The Times  April 29, 2006

Edward Hughes

Studio potter whose work, graced with excellent forms and glazes, was a great commercial success in Japan 

EDWARD HUGHES was one of Britain’s very finest potters. He has sometimes been called one of studio pottery’s best-kept secrets as, despite the very high quality of his work, he is little known in Britain outside of Cumbria. He did, however, find considerable success in Japan. 
Thomas Edward Hughes was born in Wallasey in 1953 and grew up in the Merseyside area. He was one of four brothers and it was a very happy childhood. His father, an architect, had hoped that Edward would follow in his footsteps.

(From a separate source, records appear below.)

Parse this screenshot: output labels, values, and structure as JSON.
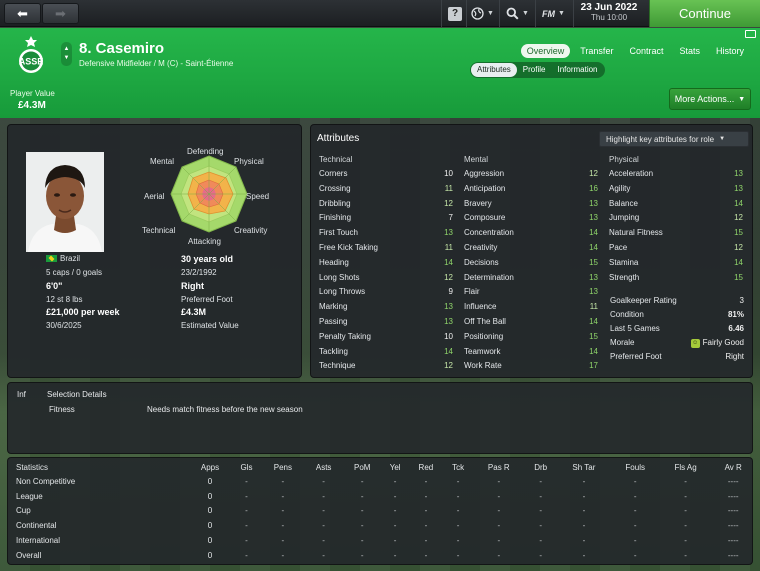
{
  "topbar": {
    "date": "23 Jun 2022",
    "day_time": "Thu 10:00",
    "help_label": "?",
    "fm_label": "FM",
    "continue_label": "Continue"
  },
  "header": {
    "player_name": "8. Casemiro",
    "role": "Defensive Midfielder / M (C) - Saint-Étienne",
    "tabs": [
      "Overview",
      "Transfer",
      "Contract",
      "Stats",
      "History"
    ],
    "active_tab": "Overview",
    "subtabs": [
      "Attributes",
      "Profile",
      "Information"
    ],
    "active_subtab": "Attributes",
    "value_label": "Player Value",
    "value": "£4.3M",
    "more_actions": "More Actions..."
  },
  "profile": {
    "radar_labels": {
      "defending": "Defending",
      "physical": "Physical",
      "speed": "Speed",
      "creativity": "Creativity",
      "attacking": "Attacking",
      "technical": "Technical",
      "aerial": "Aerial",
      "mental": "Mental"
    },
    "nationality": "Brazil",
    "caps": "5 caps / 0 goals",
    "age": "30 years old",
    "dob": "23/2/1992",
    "height": "6'0\"",
    "preferred_foot": "Right",
    "weight": "12 st 8 lbs",
    "preferred_foot_label": "Preferred Foot",
    "wage": "£21,000 per week",
    "estimated_value": "£4.3M",
    "contract_end": "30/6/2025",
    "estimated_value_label": "Estimated Value"
  },
  "attributes": {
    "title": "Attributes",
    "highlight_label": "Highlight key attributes for role",
    "technical_title": "Technical",
    "mental_title": "Mental",
    "physical_title": "Physical",
    "technical": [
      {
        "name": "Corners",
        "value": "10"
      },
      {
        "name": "Crossing",
        "value": "11"
      },
      {
        "name": "Dribbling",
        "value": "12"
      },
      {
        "name": "Finishing",
        "value": "7"
      },
      {
        "name": "First Touch",
        "value": "13"
      },
      {
        "name": "Free Kick Taking",
        "value": "11"
      },
      {
        "name": "Heading",
        "value": "14"
      },
      {
        "name": "Long Shots",
        "value": "12"
      },
      {
        "name": "Long Throws",
        "value": "9"
      },
      {
        "name": "Marking",
        "value": "13"
      },
      {
        "name": "Passing",
        "value": "13"
      },
      {
        "name": "Penalty Taking",
        "value": "10"
      },
      {
        "name": "Tackling",
        "value": "14"
      },
      {
        "name": "Technique",
        "value": "12"
      }
    ],
    "mental": [
      {
        "name": "Aggression",
        "value": "12"
      },
      {
        "name": "Anticipation",
        "value": "16"
      },
      {
        "name": "Bravery",
        "value": "13"
      },
      {
        "name": "Composure",
        "value": "13"
      },
      {
        "name": "Concentration",
        "value": "14"
      },
      {
        "name": "Creativity",
        "value": "14"
      },
      {
        "name": "Decisions",
        "value": "15"
      },
      {
        "name": "Determination",
        "value": "13"
      },
      {
        "name": "Flair",
        "value": "13"
      },
      {
        "name": "Influence",
        "value": "11"
      },
      {
        "name": "Off The Ball",
        "value": "14"
      },
      {
        "name": "Positioning",
        "value": "15"
      },
      {
        "name": "Teamwork",
        "value": "14"
      },
      {
        "name": "Work Rate",
        "value": "17"
      }
    ],
    "physical": [
      {
        "name": "Acceleration",
        "value": "13"
      },
      {
        "name": "Agility",
        "value": "13"
      },
      {
        "name": "Balance",
        "value": "14"
      },
      {
        "name": "Jumping",
        "value": "12"
      },
      {
        "name": "Natural Fitness",
        "value": "15"
      },
      {
        "name": "Pace",
        "value": "12"
      },
      {
        "name": "Stamina",
        "value": "14"
      },
      {
        "name": "Strength",
        "value": "15"
      }
    ],
    "other": [
      {
        "name": "Goalkeeper Rating",
        "value": "3"
      },
      {
        "name": "Condition",
        "value": "81%"
      },
      {
        "name": "Last 5 Games",
        "value": "6.46"
      },
      {
        "name": "Morale",
        "value": "Fairly Good"
      },
      {
        "name": "Preferred Foot",
        "value": "Right"
      }
    ]
  },
  "info": {
    "tab_inf": "Inf",
    "section_title": "Selection Details",
    "fitness_label": "Fitness",
    "fitness_text": "Needs match fitness before the new season"
  },
  "stats": {
    "title": "Statistics",
    "columns": [
      "Apps",
      "Gls",
      "Pens",
      "Asts",
      "PoM",
      "Yel",
      "Red",
      "Tck",
      "Pas R",
      "Drb",
      "Sh Tar",
      "Fouls",
      "Fls Ag",
      "Av R"
    ],
    "rows": [
      {
        "label": "Non Competitive",
        "apps": "0"
      },
      {
        "label": "League",
        "apps": "0"
      },
      {
        "label": "Cup",
        "apps": "0"
      },
      {
        "label": "Continental",
        "apps": "0"
      },
      {
        "label": "International",
        "apps": "0"
      },
      {
        "label": "Overall",
        "apps": "0"
      }
    ],
    "dash": "-",
    "rating_dash": "----"
  },
  "colors": {
    "header_green": "#1ea842",
    "continue_green": "#54b046",
    "attr_green": "#8fd46a"
  }
}
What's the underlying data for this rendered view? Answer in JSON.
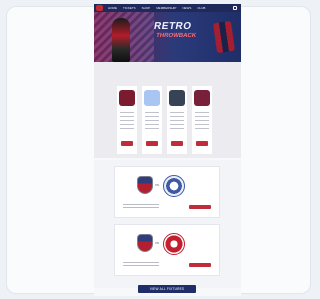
{
  "header": {
    "nav_items": [
      "HOME",
      "TICKETS",
      "SHOP",
      "MEMBERSHIP",
      "NEWS",
      "CLUB"
    ]
  },
  "hero": {
    "title": "RETRO",
    "subtitle": "THROWBACK"
  },
  "products": {
    "items": [
      {
        "name": "",
        "price": "",
        "color": "#7b1b2f"
      },
      {
        "name": "",
        "price": "",
        "color": "#a9c6f2"
      },
      {
        "name": "",
        "price": "",
        "color": "#384255"
      },
      {
        "name": "",
        "price": "",
        "color": "#7a1f3a"
      }
    ]
  },
  "matches": {
    "cards": [
      {
        "home": "",
        "away": "",
        "away_style": "blue"
      },
      {
        "home": "",
        "away": "",
        "away_style": "red"
      }
    ]
  },
  "footer": {
    "button_label": "VIEW ALL FIXTURES"
  }
}
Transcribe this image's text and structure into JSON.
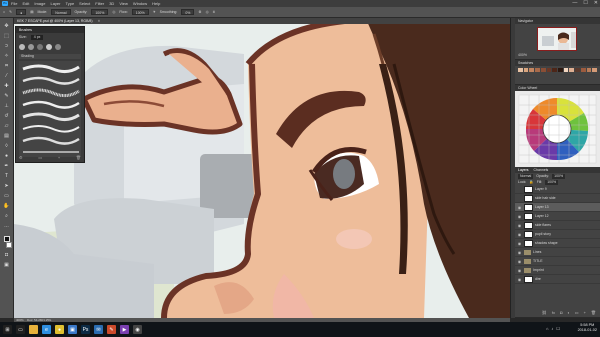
{
  "app": {
    "logo": "Ps",
    "menus": [
      "File",
      "Edit",
      "Image",
      "Layer",
      "Type",
      "Select",
      "Filter",
      "3D",
      "View",
      "Window",
      "Help"
    ],
    "window_controls": [
      "—",
      "☐",
      "✕"
    ]
  },
  "options_bar": {
    "mode_label": "Mode:",
    "mode_value": "Normal",
    "opacity_label": "Opacity:",
    "opacity_value": "100%",
    "flow_label": "Flow:",
    "flow_value": "100%",
    "smoothing_label": "Smoothing:",
    "smoothing_value": "0%"
  },
  "document_tab": {
    "title": "KEK 7 ESCAPE.psd @ 400% (Layer 13, RGB/8)",
    "close": "✕"
  },
  "brushes_panel": {
    "title": "Brushes",
    "size_label": "Size:",
    "size_value": "4 px",
    "folder_label": "Shading",
    "footer_icons": [
      "brush-settings-icon",
      "folder-icon",
      "new-icon",
      "trash-icon"
    ]
  },
  "navigator": {
    "title": "Navigator",
    "zoom": "400%"
  },
  "swatches": {
    "title": "Swatches",
    "colors": [
      "#e8c2a4",
      "#d8a57f",
      "#c38560",
      "#a86a4a",
      "#8a4e35",
      "#6b3826",
      "#4d2618",
      "#2c1810",
      "#f1d5c0",
      "#e0b093",
      "#5a3a2e",
      "#9c5b3e",
      "#b97c58",
      "#d59b77"
    ]
  },
  "color_wheel": {
    "title": "Color Wheel"
  },
  "layers": {
    "tabs": [
      "Layers",
      "Channels"
    ],
    "blend_mode": "Normal",
    "opacity_label": "Opacity:",
    "opacity_value": "100%",
    "lock_label": "Lock:",
    "fill_label": "Fill:",
    "fill_value": "100%",
    "rows": [
      {
        "name": "Layer 9",
        "visible": false,
        "selected": false,
        "folder": false
      },
      {
        "name": "side hair side",
        "visible": false,
        "selected": false,
        "folder": false
      },
      {
        "name": "Layer 13",
        "visible": true,
        "selected": true,
        "folder": false
      },
      {
        "name": "Layer 12",
        "visible": true,
        "selected": false,
        "folder": false
      },
      {
        "name": "side flares",
        "visible": true,
        "selected": false,
        "folder": false
      },
      {
        "name": "pupil story",
        "visible": true,
        "selected": false,
        "folder": false
      },
      {
        "name": "shadow shape",
        "visible": true,
        "selected": false,
        "folder": false
      },
      {
        "name": "Lines",
        "visible": true,
        "selected": false,
        "folder": true
      },
      {
        "name": "TITLE",
        "visible": true,
        "selected": false,
        "folder": true
      },
      {
        "name": "Imprint",
        "visible": true,
        "selected": false,
        "folder": true
      },
      {
        "name": "dire",
        "visible": true,
        "selected": false,
        "folder": false
      }
    ]
  },
  "status_bar": {
    "zoom": "400%",
    "doc_info": "Doc: 54.2M/1.25G"
  },
  "taskbar": {
    "apps": [
      {
        "icon": "windows-icon",
        "color": "#1f1f1f",
        "glyph": "⊞"
      },
      {
        "icon": "task-view-icon",
        "color": "#1f1f1f",
        "glyph": "▭"
      },
      {
        "icon": "folder-icon",
        "color": "#e8b23b",
        "glyph": ""
      },
      {
        "icon": "edge-icon",
        "color": "#2f8fe0",
        "glyph": "e"
      },
      {
        "icon": "chrome-icon",
        "color": "#e0c030",
        "glyph": "●"
      },
      {
        "icon": "store-icon",
        "color": "#3a78c8",
        "glyph": "▣"
      },
      {
        "icon": "photoshop-icon",
        "color": "#0c2a44",
        "glyph": "Ps"
      },
      {
        "icon": "mail-icon",
        "color": "#2b6cb0",
        "glyph": "✉"
      },
      {
        "icon": "paint-icon",
        "color": "#cc4a2b",
        "glyph": "✎"
      },
      {
        "icon": "media-icon",
        "color": "#7a3fb0",
        "glyph": "▶"
      },
      {
        "icon": "camera-icon",
        "color": "#444",
        "glyph": "◉"
      }
    ],
    "time": "5:58 PM",
    "date": "2018-01-02"
  }
}
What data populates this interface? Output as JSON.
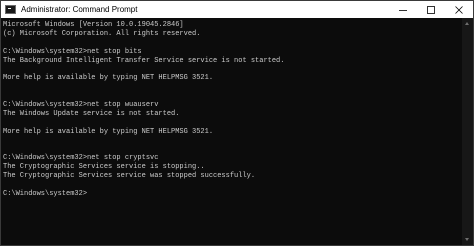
{
  "window": {
    "title": "Administrator: Command Prompt",
    "icon": "cmd-icon",
    "controls": [
      "minimize-icon",
      "maximize-icon",
      "close-icon"
    ]
  },
  "console": {
    "lines": [
      "Microsoft Windows [Version 10.0.19045.2846]",
      "(c) Microsoft Corporation. All rights reserved.",
      "",
      "C:\\Windows\\system32>net stop bits",
      "The Background Intelligent Transfer Service service is not started.",
      "",
      "More help is available by typing NET HELPMSG 3521.",
      "",
      "",
      "C:\\Windows\\system32>net stop wuauserv",
      "The Windows Update service is not started.",
      "",
      "More help is available by typing NET HELPMSG 3521.",
      "",
      "",
      "C:\\Windows\\system32>net stop cryptsvc",
      "The Cryptographic Services service is stopping..",
      "The Cryptographic Services service was stopped successfully.",
      "",
      "C:\\Windows\\system32>"
    ]
  },
  "colors": {
    "background": "#0c0c0c",
    "text": "#cccccc",
    "titlebar": "#ffffff"
  }
}
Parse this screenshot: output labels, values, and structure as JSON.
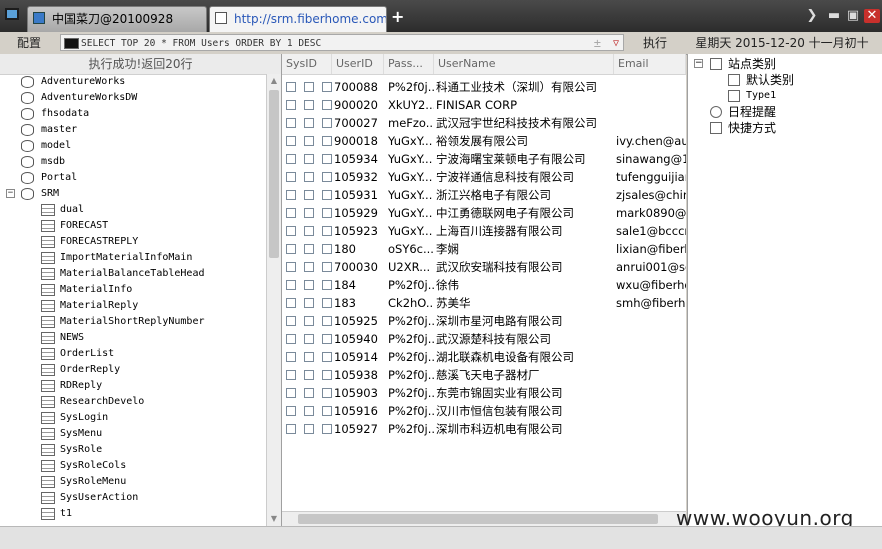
{
  "tabs": [
    {
      "label": "中国菜刀@20100928",
      "active": false
    },
    {
      "label": "http://srm.fiberhome.com.cn/...",
      "active": true
    }
  ],
  "new_tab": "+",
  "window": {
    "more": "❯",
    "minimize": "▬",
    "maximize": "▣",
    "close": "✕"
  },
  "toolbar": {
    "config_label": "配置",
    "sql_query": "SELECT TOP 20 * FROM Users ORDER BY 1 DESC",
    "clear_symbol": "±",
    "dropdown_symbol": "▽",
    "execute_label": "执行",
    "date_text": "星期天 2015-12-20 十一月初十"
  },
  "status_text": "执行成功!返回20行",
  "tree": [
    {
      "label": "AdventureWorks",
      "level": 0
    },
    {
      "label": "AdventureWorksDW",
      "level": 0
    },
    {
      "label": "fhsodata",
      "level": 0
    },
    {
      "label": "master",
      "level": 0
    },
    {
      "label": "model",
      "level": 0
    },
    {
      "label": "msdb",
      "level": 0
    },
    {
      "label": "Portal",
      "level": 0
    },
    {
      "label": "SRM",
      "level": 0,
      "expanded": true
    },
    {
      "label": "dual",
      "level": 1
    },
    {
      "label": "FORECAST",
      "level": 1
    },
    {
      "label": "FORECASTREPLY",
      "level": 1
    },
    {
      "label": "ImportMaterialInfoMain",
      "level": 1
    },
    {
      "label": "MaterialBalanceTableHead",
      "level": 1
    },
    {
      "label": "MaterialInfo",
      "level": 1
    },
    {
      "label": "MaterialReply",
      "level": 1
    },
    {
      "label": "MaterialShortReplyNumber",
      "level": 1
    },
    {
      "label": "NEWS",
      "level": 1
    },
    {
      "label": "OrderList",
      "level": 1
    },
    {
      "label": "OrderReply",
      "level": 1
    },
    {
      "label": "RDReply",
      "level": 1
    },
    {
      "label": "ResearchDevelo",
      "level": 1
    },
    {
      "label": "SysLogin",
      "level": 1
    },
    {
      "label": "SysMenu",
      "level": 1
    },
    {
      "label": "SysRole",
      "level": 1
    },
    {
      "label": "SysRoleCols",
      "level": 1
    },
    {
      "label": "SysRoleMenu",
      "level": 1
    },
    {
      "label": "SysUserAction",
      "level": 1
    },
    {
      "label": "t1",
      "level": 1
    }
  ],
  "grid": {
    "columns": [
      "SysID",
      "UserID",
      "Pass...",
      "UserName",
      "Email"
    ],
    "rows": [
      {
        "userid": "700088",
        "pass": "P%2f0j...",
        "username": "科通工业技术（深圳）有限公司",
        "email": ""
      },
      {
        "userid": "900020",
        "pass": "XkUY2...",
        "username": "FINISAR CORP",
        "email": ""
      },
      {
        "userid": "700027",
        "pass": "meFzo...",
        "username": "武汉冠宇世纪科技技术有限公司",
        "email": ""
      },
      {
        "userid": "900018",
        "pass": "YuGxY...",
        "username": "裕领发展有限公司",
        "email": "ivy.chen@aui-l"
      },
      {
        "userid": "105934",
        "pass": "YuGxY...",
        "username": "宁波海曙宝莱顿电子有限公司",
        "email": "sinawang@163"
      },
      {
        "userid": "105932",
        "pass": "YuGxY...",
        "username": "宁波祥通信息科技有限公司",
        "email": "tufengguijiang("
      },
      {
        "userid": "105931",
        "pass": "YuGxY...",
        "username": "浙江兴格电子有限公司",
        "email": "zjsales@china-"
      },
      {
        "userid": "105929",
        "pass": "YuGxY...",
        "username": "中江勇德联网电子有限公司",
        "email": "mark0890@ud"
      },
      {
        "userid": "105923",
        "pass": "YuGxY...",
        "username": "上海百川连接器有限公司",
        "email": "sale1@bcccn."
      },
      {
        "userid": "180",
        "pass": "oSY6c...",
        "username": "李娴",
        "email": "lixian@fiberhor"
      },
      {
        "userid": "700030",
        "pass": "U2XR...",
        "username": "武汉欣安瑞科技有限公司",
        "email": "anrui001@soh"
      },
      {
        "userid": "184",
        "pass": "P%2f0j...",
        "username": "徐伟",
        "email": "wxu@fiberhom"
      },
      {
        "userid": "183",
        "pass": "Ck2hO...",
        "username": "苏美华",
        "email": "smh@fiberhom"
      },
      {
        "userid": "105925",
        "pass": "P%2f0j...",
        "username": "深圳市星河电路有限公司",
        "email": ""
      },
      {
        "userid": "105940",
        "pass": "P%2f0j...",
        "username": "武汉源楚科技有限公司",
        "email": ""
      },
      {
        "userid": "105914",
        "pass": "P%2f0j...",
        "username": "湖北联森机电设备有限公司",
        "email": ""
      },
      {
        "userid": "105938",
        "pass": "P%2f0j...",
        "username": "慈溪飞天电子器材厂",
        "email": ""
      },
      {
        "userid": "105903",
        "pass": "P%2f0j...",
        "username": "东莞市锦固实业有限公司",
        "email": ""
      },
      {
        "userid": "105916",
        "pass": "P%2f0j...",
        "username": "汉川市恒信包装有限公司",
        "email": ""
      },
      {
        "userid": "105927",
        "pass": "P%2f0j...",
        "username": "深圳市科迈机电有限公司",
        "email": ""
      }
    ]
  },
  "sidebar": {
    "site_category": "站点类别",
    "default_category": "默认类别",
    "type1": "Type1",
    "schedule_reminder": "日程提醒",
    "shortcuts": "快捷方式"
  },
  "watermark": "www.wooyun.org",
  "colors": {
    "tab_active_text": "#2a58b8",
    "close_button": "#c8302c",
    "chrome": "#d4d0c8"
  }
}
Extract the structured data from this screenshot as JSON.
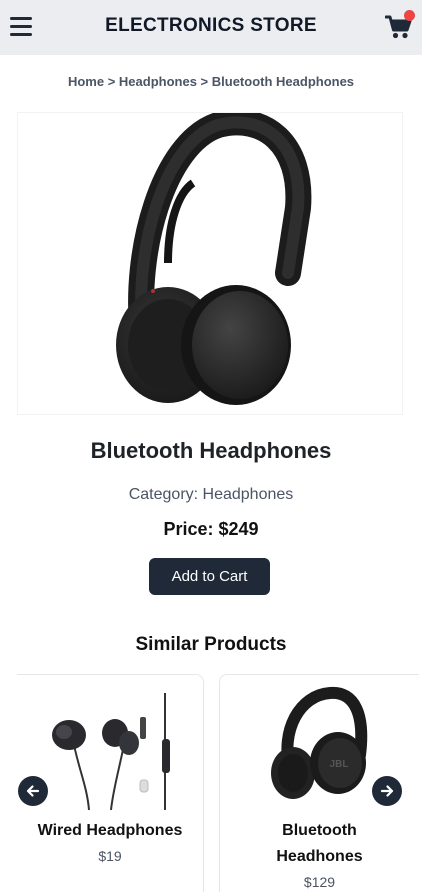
{
  "header": {
    "title": "ELECTRONICS STORE"
  },
  "breadcrumb": {
    "items": [
      "Home",
      "Headphones",
      "Bluetooth Headphones"
    ],
    "separator": ">"
  },
  "product": {
    "name": "Bluetooth Headphones",
    "category_text": "Category: Headphones",
    "price_text": "Price: $249",
    "add_to_cart_label": "Add to Cart"
  },
  "similar": {
    "title": "Similar Products",
    "items": [
      {
        "name": "Wired Headphones",
        "price": "$19"
      },
      {
        "name": "Bluetooth Headhones",
        "price": "$129"
      }
    ]
  },
  "icons": {
    "menu": "menu-icon",
    "cart": "cart-icon",
    "prev": "arrow-left-icon",
    "next": "arrow-right-icon"
  },
  "colors": {
    "header_bg": "#ebedf0",
    "primary_dark": "#1f2937",
    "badge_red": "#ef4444"
  }
}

Hughes’s interest in pottery was inspired by Barry Gregson at Lancaster Grammar School. He later said: “I was blessed to find my vocation when I was 13 or 14.” The school considered that an art career was a waste of time and wouldn’t allow him to take a pottery A level and strongly objected to his plans to apply to art college. His parents, however, were supportive and he managed to take the A level in his own time at the local art school. He then did a foundation year at Cardiff before taking a three-year course at Bath Academy of Art from 1973 to 1976. 

Hughes’s strong ties with Japan began when he was at Bath. He met his Japanese wife, Shizuko, there — she was studying English literature — and he successfully applied for a two-year scholarship in Kyoto. He spent the first six months learning to speak Japanese and a further 18 months studying pottery at Kyoto City University of Arts. In 1979, at the end of his scholarship, he held his first one-man show. This exhibition was successful enough that Hughes decided to stay in Japan and set up a pottery at Shiga, where he stayed for five years, improving his work all the time. 

Hughes worked in thrown, functional, reduced stoneware and porcelain — despite the fact that his great love was 17th and 18th-century English slipware and his hero was Michael Cardew. Though he employed some slipware techniques, firing at high temperatures (up to 1,300C) meant that his pots looked much closer to the Mingei style of contemporary studio ceramics fostered by Bernard Leach. 

Hughes spent a few months in England in 1981 and when he later saw an exhibition in Japan of English slipware he decided to “come back to my roots”. He returned to England in 1984 and set up a pottery the next year on a hillside in Renwick, Cumbria. In 1989 Mary Burkett helped him to establish a pottery in the listed stableblock of Isel Hall, her house near Cockermouth, where he remained. The old tackroom became his workshop and he created a delightful flat on the floor above. Hughes built a downdraught kiln big enough to take about 150 pots, which he usually fired four times a year. 

By now his pots were some of the best “oriental” work made in Britain. Some potters build their reputation on good forms and others on wonderful glazes. Hughes excelled at both. His shapes — from the smallest saké cup to his huge chargers (thrown from almost 25lb of clay) — had both great solidity and that wonderfully fluid quality that seems to be a hallmark of Japanese training. His glazes were among the most beautiful produced by anybody. 

Like many potters using reduction firing, he was fascinated by wood-ash glazes. Elm, ash, hawthorn and silver birch would be salvaged from the fires of Cumbrian great houses and his glazes were often named from their origin — “Dalemain”, “Lorton” and “Robin Hood” (the name of his local sawmill). He also worked in tenmoku and produced a spectacular, slightly iridescent, copper-green glaze. 

Hughes always kept his links with Japan, where he was awarded several major prizes. Every two years he would send up to 500 pots to be exhibited, usually in leading department stores in Tokyo, Osaka, Kyoto or Kobe. They would all sell — and at much higher prices than could be achieved in England. Most of the pots were bought not by collectors but by people who admired their beauty and intended to use them. He was given an exhibition at the Tomimoto Museum, Nara, in 1999. 

With such a satisfying market in Japan, Hughes had no great need to sell in England. He was enthusiastic and delightful to be with but felt slightly at a loss as to how to promote his work. This and his higher prices meant that he was rarely exhibited here. His major 1997 exhibition at the Daiwa Anglo-Japanese Foundation in Regent’s Park, London, and another at the Paul Rice Gallery in West London (where the Victoria & Albert Museum acquired a pot) were virtually his only one-man shows outside Cumbria. 

Edward and Shizuko Hughes were experienced climbers and loved walking in the Cumbrian hills. He died in a climbing accident, after he had gone walking alone and the weather changed abruptly. It is often said that potters rarely reach their peak before the age of 60. As superb as Hughes’s work was, we will, sadly, now never know how great he might have become. 

He is survived by his wife. 

Edward Hughes, potter, was born on October 16, 1953.
He died on March 31, 2006, aged 52.